That means, when our infrastructure grows with new hosts we can monitor the availability from these hosts and their services with Icinga 2. We can control the output from services with Tornado.
How to handle the increased load?
01. Scale the monitoring system horizontally
When our servers and services grow, we can increase the number of monitoring instances. This is not good because it doesn’t work out of the box and too many problems will appear. Moreover the throughput does not go linearly. At a number of scaled nodes the overhead of communication and sycronization between them will take more time than analyzing the traffic itself.
02. Use a big data system
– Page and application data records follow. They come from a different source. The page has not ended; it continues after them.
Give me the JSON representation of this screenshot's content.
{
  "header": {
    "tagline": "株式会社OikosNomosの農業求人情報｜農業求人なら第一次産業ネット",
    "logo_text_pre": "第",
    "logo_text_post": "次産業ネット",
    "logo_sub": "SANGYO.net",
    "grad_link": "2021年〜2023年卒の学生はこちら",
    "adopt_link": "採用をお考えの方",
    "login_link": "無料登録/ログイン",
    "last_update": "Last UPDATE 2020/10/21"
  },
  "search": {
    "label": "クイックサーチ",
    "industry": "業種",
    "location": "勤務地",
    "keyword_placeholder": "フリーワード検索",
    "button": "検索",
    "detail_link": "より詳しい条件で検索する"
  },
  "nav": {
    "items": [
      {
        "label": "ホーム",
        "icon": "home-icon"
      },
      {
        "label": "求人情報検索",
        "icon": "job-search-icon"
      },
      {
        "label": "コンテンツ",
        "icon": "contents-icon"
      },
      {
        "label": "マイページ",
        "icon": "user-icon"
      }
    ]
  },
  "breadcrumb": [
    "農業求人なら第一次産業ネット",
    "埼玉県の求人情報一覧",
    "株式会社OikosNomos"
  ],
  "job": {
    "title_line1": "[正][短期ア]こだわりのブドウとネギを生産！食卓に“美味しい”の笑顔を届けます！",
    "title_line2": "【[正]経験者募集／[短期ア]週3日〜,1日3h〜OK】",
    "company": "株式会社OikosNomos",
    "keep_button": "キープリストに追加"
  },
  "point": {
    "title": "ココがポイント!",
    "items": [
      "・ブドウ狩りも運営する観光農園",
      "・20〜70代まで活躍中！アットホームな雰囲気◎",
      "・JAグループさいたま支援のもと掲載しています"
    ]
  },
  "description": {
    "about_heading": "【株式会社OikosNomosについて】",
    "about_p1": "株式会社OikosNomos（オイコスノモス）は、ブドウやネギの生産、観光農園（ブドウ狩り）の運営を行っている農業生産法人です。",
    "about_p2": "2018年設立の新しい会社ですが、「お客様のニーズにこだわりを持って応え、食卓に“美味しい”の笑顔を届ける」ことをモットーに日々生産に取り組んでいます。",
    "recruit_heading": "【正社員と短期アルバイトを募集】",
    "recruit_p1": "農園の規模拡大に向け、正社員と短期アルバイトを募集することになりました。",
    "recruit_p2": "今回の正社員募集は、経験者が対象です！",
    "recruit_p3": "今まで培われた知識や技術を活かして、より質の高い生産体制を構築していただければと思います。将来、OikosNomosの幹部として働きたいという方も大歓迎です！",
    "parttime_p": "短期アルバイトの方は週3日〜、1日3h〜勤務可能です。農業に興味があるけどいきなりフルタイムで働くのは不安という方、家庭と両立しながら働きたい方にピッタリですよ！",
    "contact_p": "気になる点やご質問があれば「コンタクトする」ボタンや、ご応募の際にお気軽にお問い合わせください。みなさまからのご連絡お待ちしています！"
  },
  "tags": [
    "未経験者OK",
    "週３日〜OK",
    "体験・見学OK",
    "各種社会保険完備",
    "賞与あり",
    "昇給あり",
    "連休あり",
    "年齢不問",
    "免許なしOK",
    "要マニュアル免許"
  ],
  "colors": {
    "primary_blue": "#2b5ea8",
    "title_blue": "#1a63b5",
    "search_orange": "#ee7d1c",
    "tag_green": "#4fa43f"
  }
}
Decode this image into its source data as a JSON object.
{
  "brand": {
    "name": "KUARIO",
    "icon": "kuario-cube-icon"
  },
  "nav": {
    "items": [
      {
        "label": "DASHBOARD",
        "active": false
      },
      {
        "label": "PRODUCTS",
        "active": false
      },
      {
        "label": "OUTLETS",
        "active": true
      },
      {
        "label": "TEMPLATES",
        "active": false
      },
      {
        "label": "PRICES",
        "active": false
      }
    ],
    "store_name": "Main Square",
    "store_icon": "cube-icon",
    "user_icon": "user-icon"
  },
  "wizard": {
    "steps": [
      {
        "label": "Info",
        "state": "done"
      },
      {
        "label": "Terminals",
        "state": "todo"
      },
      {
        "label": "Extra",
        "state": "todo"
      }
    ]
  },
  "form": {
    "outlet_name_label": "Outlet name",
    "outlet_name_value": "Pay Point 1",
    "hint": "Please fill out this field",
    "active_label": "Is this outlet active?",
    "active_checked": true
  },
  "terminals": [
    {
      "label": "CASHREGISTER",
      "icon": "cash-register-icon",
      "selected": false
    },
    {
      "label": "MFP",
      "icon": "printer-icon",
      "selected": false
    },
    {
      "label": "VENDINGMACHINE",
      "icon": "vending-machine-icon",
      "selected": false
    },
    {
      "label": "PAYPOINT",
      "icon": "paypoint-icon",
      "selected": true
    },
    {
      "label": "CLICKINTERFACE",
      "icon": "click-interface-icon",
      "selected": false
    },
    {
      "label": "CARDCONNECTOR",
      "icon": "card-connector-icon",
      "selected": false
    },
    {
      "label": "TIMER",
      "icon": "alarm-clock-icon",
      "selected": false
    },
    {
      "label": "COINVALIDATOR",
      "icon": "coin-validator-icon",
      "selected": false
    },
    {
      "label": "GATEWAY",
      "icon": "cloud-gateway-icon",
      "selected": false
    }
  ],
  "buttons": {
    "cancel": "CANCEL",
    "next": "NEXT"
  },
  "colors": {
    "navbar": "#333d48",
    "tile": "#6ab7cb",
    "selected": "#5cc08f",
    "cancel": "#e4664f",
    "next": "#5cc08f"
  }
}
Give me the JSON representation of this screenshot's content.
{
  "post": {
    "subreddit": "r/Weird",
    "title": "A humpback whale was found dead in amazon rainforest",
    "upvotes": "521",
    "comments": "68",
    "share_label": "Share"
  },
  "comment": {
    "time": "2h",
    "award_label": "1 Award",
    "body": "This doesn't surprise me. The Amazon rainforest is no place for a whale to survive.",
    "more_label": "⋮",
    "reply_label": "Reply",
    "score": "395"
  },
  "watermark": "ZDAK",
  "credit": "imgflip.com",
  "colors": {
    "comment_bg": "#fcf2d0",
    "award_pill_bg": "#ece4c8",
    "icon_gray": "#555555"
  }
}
We put a big data system between events and the monitoring system, for example kafka, spark, cassandra. The idea is, we reprocess the messages or the events and send only the important ones to the monitoring system. In this way we will reduce the flow against our monitoring system. This will definitely lead to reduce the load as well. It is a real solution but terribly expensive and needs a lot of knowledge with the used data system.
Why is Tornado the solution?
- Can handle millions of events per second per CPU
- Stateless: the nodes don’t need to communicate to each other
- Has collectors which translate events from format X to Tornado format (Json)
- Take decision based on the event content
- Cheap because it doesn’t need too much resources
Tornado decides to pass the events to Icinga when they match the pipelines and the rules we defined in Tornado. Not suitable events will be dropped.